Khronos Group member Basemark announced that it has joined the Immersive Technology Alliance (ITA). ITA is a leading consortium focused on catalyzing the development and commercialization of virtual reality, augmented reality, stereoscopic 3D, and other immersive technologies. Basemark develops system performance and power consumption analysis tools that are used by leading semiconductor and OEM companies around the world.

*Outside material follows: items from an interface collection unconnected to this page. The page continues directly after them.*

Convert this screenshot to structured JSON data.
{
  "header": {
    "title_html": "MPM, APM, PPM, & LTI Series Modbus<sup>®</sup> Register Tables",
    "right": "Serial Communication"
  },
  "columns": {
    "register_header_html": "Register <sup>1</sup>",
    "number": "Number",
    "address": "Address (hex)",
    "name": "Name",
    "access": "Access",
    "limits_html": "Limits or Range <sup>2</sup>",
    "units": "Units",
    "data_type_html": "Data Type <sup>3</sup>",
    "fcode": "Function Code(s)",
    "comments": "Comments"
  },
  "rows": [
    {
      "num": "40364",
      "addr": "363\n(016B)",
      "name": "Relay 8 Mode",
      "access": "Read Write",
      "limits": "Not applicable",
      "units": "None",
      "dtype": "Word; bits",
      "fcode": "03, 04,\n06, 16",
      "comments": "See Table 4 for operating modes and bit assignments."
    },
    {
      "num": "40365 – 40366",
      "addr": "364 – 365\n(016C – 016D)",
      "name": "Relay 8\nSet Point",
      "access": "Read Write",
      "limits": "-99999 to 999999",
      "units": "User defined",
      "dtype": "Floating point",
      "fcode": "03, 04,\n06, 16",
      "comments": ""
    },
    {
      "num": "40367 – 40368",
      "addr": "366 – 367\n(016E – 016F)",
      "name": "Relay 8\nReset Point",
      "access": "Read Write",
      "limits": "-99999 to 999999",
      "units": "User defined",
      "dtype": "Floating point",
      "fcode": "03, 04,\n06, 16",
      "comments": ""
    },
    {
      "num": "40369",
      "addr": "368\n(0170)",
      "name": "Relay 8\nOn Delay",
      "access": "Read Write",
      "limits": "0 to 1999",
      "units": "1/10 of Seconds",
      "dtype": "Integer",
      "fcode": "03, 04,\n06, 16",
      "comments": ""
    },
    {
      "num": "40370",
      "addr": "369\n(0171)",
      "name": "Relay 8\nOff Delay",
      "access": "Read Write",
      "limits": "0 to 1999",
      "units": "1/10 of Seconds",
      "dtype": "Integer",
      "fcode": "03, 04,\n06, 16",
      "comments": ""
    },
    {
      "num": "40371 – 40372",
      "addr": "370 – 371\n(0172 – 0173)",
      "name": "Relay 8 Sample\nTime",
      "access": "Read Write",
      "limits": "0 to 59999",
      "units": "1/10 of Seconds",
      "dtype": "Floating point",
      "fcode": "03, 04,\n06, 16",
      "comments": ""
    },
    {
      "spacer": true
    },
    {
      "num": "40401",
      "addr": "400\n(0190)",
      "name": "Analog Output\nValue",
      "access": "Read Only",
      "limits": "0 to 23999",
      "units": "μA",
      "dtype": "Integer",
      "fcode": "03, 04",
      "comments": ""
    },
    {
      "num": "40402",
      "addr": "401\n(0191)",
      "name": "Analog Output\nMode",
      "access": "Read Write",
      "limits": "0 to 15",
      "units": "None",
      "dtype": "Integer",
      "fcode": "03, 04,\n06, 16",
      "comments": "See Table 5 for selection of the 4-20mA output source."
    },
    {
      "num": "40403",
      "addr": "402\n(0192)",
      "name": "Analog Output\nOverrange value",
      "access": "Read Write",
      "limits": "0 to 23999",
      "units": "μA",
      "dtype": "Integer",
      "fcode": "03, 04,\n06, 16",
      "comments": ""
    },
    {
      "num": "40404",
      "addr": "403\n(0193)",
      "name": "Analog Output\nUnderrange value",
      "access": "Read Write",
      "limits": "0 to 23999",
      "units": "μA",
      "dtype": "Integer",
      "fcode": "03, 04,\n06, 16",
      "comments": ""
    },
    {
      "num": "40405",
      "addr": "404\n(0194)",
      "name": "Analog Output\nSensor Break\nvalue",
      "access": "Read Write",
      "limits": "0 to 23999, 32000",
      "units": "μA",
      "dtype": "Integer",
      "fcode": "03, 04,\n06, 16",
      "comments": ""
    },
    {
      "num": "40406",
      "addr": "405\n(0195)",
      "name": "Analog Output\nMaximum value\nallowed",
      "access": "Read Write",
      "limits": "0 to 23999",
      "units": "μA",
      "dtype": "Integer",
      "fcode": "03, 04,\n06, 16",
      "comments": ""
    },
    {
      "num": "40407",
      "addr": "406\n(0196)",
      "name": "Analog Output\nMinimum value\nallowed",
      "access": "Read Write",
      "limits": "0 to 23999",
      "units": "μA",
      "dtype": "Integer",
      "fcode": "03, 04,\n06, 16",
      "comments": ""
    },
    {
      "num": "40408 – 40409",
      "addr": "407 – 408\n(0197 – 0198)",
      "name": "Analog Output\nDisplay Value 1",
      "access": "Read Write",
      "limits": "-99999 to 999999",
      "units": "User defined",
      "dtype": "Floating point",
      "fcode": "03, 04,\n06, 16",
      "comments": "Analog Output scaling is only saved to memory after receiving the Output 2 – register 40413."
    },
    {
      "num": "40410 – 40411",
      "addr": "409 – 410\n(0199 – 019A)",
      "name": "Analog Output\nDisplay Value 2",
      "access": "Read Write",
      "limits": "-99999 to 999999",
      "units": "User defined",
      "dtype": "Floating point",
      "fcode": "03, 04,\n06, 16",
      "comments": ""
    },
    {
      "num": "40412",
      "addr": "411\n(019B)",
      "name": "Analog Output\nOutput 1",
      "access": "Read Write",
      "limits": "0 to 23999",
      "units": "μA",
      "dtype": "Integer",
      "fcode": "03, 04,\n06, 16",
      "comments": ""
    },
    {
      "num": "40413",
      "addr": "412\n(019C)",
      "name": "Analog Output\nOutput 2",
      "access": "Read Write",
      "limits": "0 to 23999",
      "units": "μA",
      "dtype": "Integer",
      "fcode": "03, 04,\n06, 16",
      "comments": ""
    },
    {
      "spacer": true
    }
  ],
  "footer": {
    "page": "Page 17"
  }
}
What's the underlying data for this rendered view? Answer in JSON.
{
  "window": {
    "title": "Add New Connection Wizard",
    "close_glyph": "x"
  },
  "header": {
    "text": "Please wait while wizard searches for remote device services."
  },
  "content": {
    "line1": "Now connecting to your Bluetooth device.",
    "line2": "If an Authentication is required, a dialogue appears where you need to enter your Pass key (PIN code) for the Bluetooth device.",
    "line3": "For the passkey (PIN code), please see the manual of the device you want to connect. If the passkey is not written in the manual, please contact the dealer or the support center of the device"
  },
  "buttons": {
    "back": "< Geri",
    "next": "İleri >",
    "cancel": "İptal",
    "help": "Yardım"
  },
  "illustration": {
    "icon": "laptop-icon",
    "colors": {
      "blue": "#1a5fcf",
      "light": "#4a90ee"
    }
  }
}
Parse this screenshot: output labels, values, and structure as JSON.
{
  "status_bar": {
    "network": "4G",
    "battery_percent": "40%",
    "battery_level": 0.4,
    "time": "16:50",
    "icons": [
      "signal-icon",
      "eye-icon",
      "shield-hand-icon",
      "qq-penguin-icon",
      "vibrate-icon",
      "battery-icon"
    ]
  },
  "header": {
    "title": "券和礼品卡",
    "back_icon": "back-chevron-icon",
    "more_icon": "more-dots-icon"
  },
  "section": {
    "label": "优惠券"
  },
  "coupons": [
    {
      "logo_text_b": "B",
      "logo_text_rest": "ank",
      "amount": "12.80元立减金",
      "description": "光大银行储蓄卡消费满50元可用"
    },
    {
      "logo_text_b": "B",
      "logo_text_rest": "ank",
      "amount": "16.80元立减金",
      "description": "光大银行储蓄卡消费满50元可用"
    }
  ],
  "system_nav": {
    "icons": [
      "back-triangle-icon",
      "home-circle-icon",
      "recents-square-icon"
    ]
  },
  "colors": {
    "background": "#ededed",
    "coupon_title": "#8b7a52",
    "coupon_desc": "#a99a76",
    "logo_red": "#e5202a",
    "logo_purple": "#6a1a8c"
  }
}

After having gone through a management buyout just three months ago, the newly formed Basemark has introduced a suite of mobile benchmarks for iOS, OpenGL ES 3.1, and Metal. That’s impressive in of and by itself, but even more so because now for the first time a comparative test suite can be run across OSs with the same workloads and profile.
GPU-STREAM allows you to measure memory transfer rates to and from global device memory on GPUs. This benchmark is similar in spirit, and based on, the STREAM benchmark for CPUs. Unlike other GPU memory bandwidth benchmarks this does not include the PCIe transfer time.
Rightware, leading provider of user interface solutions, has on May 1st divested its benchmarking business to Basemark Ltd. Basemark has created an independent and focused testing software powerhouse that is able to serve its numerous corporate customers better than being a part of Rightware. Basemark's patented software technology consists of various SoC, GPU and device testing tools that have become industry standard, such as Basemark ES, Basemark OS and Basemark X. Basemark ES 3.1 is the 4th generation of the popular OpenGL ES benchmark for graphics performance comparisons of OpenGL ES 3.1 enabled devices. Rightware will continue to focus extending its world leading position in automotive HMI solutions.